Do's and don'ts of washing your car
FAQs on the do-it-yourself car wash
For many vehicle owners, washing a car by hand is a therapeutic act as beneficial for the person's state of mind as to the vehicle's appearance. That's good, because frequent washing is also the best way to maintain a new-car finish. But as simple as washing your car may seem, there are some things to watch for so that you don't accidentally scratch or degrade the finish. Here are some basic car-washing tips:

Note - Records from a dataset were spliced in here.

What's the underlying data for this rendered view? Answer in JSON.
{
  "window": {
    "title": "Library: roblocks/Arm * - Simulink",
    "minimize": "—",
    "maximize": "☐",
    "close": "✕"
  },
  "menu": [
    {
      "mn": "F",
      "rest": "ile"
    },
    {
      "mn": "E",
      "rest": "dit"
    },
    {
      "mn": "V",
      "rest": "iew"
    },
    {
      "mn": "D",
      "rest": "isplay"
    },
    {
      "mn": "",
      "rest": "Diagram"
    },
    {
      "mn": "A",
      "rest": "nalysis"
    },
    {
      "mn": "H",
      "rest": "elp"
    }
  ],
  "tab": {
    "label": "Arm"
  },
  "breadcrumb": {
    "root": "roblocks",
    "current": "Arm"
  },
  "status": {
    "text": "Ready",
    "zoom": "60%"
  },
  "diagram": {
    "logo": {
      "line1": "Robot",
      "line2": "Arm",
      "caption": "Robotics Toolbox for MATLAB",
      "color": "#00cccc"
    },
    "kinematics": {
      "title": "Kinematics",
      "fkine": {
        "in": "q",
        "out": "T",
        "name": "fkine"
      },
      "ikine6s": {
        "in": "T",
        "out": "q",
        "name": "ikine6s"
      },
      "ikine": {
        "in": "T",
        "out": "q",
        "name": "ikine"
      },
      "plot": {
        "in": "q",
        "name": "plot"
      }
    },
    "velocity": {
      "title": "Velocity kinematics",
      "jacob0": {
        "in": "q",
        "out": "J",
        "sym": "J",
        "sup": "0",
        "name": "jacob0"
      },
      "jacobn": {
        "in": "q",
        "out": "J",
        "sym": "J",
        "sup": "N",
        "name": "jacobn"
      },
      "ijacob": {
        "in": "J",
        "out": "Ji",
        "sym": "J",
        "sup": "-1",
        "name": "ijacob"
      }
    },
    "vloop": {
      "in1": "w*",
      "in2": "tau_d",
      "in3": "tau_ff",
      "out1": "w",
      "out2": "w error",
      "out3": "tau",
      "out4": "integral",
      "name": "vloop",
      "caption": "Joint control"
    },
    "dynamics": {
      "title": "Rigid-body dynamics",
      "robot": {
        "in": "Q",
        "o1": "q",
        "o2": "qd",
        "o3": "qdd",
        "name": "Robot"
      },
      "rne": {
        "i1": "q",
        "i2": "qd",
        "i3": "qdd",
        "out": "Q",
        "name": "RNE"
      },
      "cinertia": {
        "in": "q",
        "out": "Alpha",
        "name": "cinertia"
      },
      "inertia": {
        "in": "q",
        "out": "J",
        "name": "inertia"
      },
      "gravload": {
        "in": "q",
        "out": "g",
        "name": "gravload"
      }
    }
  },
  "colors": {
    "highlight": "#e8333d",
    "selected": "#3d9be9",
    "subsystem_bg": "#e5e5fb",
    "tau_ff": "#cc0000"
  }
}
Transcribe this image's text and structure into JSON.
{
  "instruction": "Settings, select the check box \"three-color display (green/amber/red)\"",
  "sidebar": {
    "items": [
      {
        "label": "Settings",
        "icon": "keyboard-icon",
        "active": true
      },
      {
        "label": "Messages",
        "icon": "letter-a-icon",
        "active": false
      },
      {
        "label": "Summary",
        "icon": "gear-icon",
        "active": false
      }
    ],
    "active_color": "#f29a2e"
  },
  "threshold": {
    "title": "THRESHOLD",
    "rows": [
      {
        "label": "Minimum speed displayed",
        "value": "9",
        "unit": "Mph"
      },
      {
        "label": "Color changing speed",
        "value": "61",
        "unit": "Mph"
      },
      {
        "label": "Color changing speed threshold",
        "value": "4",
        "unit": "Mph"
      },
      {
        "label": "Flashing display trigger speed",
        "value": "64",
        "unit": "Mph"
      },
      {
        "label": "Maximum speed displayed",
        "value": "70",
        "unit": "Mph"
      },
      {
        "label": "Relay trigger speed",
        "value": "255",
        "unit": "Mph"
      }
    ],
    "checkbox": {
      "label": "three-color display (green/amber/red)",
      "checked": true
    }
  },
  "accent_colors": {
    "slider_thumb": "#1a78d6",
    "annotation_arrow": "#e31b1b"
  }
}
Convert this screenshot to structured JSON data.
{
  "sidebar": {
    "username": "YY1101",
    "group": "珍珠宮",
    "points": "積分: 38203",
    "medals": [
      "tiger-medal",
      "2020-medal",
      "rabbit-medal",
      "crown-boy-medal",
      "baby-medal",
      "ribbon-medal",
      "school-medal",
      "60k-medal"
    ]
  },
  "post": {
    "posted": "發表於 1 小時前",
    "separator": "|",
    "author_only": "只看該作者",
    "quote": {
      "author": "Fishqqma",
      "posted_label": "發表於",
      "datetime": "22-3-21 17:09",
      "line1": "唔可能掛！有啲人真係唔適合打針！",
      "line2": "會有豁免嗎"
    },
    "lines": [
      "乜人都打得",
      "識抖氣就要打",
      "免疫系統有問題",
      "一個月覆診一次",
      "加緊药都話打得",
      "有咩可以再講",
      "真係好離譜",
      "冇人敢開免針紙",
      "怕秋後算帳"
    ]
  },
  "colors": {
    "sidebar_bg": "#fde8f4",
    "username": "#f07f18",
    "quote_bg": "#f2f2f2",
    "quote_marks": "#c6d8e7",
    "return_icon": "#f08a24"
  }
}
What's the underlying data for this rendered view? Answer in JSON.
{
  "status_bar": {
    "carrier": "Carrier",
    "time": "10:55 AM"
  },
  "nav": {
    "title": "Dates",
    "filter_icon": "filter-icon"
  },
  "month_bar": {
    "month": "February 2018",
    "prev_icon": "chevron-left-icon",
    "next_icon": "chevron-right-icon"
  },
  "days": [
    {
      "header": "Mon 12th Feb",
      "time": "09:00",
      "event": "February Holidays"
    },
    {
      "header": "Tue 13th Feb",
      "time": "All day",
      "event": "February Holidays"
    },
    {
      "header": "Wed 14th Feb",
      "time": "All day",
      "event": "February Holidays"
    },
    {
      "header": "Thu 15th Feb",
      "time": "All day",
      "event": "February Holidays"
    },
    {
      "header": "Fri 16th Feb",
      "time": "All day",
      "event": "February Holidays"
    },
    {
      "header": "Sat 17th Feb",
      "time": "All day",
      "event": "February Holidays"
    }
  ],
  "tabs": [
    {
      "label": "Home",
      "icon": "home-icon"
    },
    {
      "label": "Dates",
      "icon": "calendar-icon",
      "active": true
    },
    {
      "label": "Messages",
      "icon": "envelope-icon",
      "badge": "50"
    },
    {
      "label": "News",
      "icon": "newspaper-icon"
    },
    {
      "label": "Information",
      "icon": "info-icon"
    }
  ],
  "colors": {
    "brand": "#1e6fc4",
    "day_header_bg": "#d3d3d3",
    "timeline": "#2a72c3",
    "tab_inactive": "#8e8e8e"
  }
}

wait for a layer of crud to accumulate before washing. Dead bugs, bird droppings, and chemicals from the atmosphere all leach acids that can strip away wax and eventually eat into your car's paint. If left too long, they can cause damage that requires sanding and repainting the area to correct.
wash off dead bugs, bird droppings, and tree-sap mist as soon as possible. Other than this, a weekly car wash will keep the finish in its best shape. In addition, if you live in an area that suffers from acid rain, rinse your vehicle off after a period of rainy weather. Otherwise, acidic chemicals in the rainwater will be left on the surface after the droplets have evaporated, leaving a mark that can permanently mar the paint.
What kind of products should I use?
use household cleaning agents like hand soap, dish-washing detergent, or glass cleaner on the paint. These aren't formulated for use on a car's paint and may strip off the protective wax.
use a dedicated car-wash product, which is milder and specifically designed for use on automotive paint. Apply the suds with a large, soft natural sponge or a lamb's-wool mitt. (See our report for tips and advice on all types of waxes.)
Grease, rubber, and road-tar deposits picked up from the road often accumulate around the wheel wells and along the lower edge of the body. These can be stubborn to remove and may require a stronger product, such as a bug-and-tar remover. Use a soft, nonabrasive cloth to remove these deposits, as they can quickly blacken your sponge.
use a separate sponge to clean the wheels and tires, which may be coated with sand, brake dust, and other debris that could mar the car's finish. Mild soap and water may work here; if not, a dedicated wheel cleaner may be required. Be sure the cleaner is compatible with the type of finish (paint, clear-coat, chrome, etc.) used on the wheels. A strong formula intended for mag wheels, for instance, can damage the clear coat that's used on the wheels that come on today's cars. To be on the safe side, choose a cleaner that's labeled as safe for use on all wheels.
wash your car when the body is hot, such as immediately after driving it or after it has been parked in direct sunlight for awhile. Heat speeds the drying of soap and water, making washing more difficult and increasing the chances that spots or deposits will form.
move the sponge in circles. This can create light, but noticeable scratches called swirl marks. Instead, move the sponge lengthwise across the hood and other body panels. And don't continue using a sponge that's dropped on the ground without thoroughly rinsing it out. The sponge can pick up dirt particles that can scratch the paint.
rinse all surfaces thoroughly with water before you begin washing to remove loose dirt and debris that could cause scratching. Once you begin, concentrate on one section at a time, washing and rinsing each area completely before moving on to the next one. This ensures that you have plenty of time to rinse before the soap dries. Start at the top, and then work your way around the car. Use a hose without a nozzle and let the water flow over the car from top to bottom. This creates a sheeting action that helps minimize pooling of water.
work the car-wash solution into a lather with plenty of suds that provide lots of lubrication on the paint surface. And rinse the sponge often. Using a separate bucket to rinse the sponge keeps dirt from getting mixed into the sudsy wash water.
How should I dry the car when I'm done?
let the car air dry, and don't expect a drive around the block to do an effective job. Either will leave watermarks caused by minerals in hard water. In addition, don't use an abrasive towel or other material that can leave hairline scratches in the paint.
use a chamois (natural or synthetic) or soft terry towels. If you choose towels, you may need several. It's best to blot the water up instead of dragging the towel or chamois over the paint. The drying process can be speed up by using a soft squeegee to remove most of the water on the body, but be sure the rubber is pliable and that it doesn't pick up bits of dirt that can cause scratches.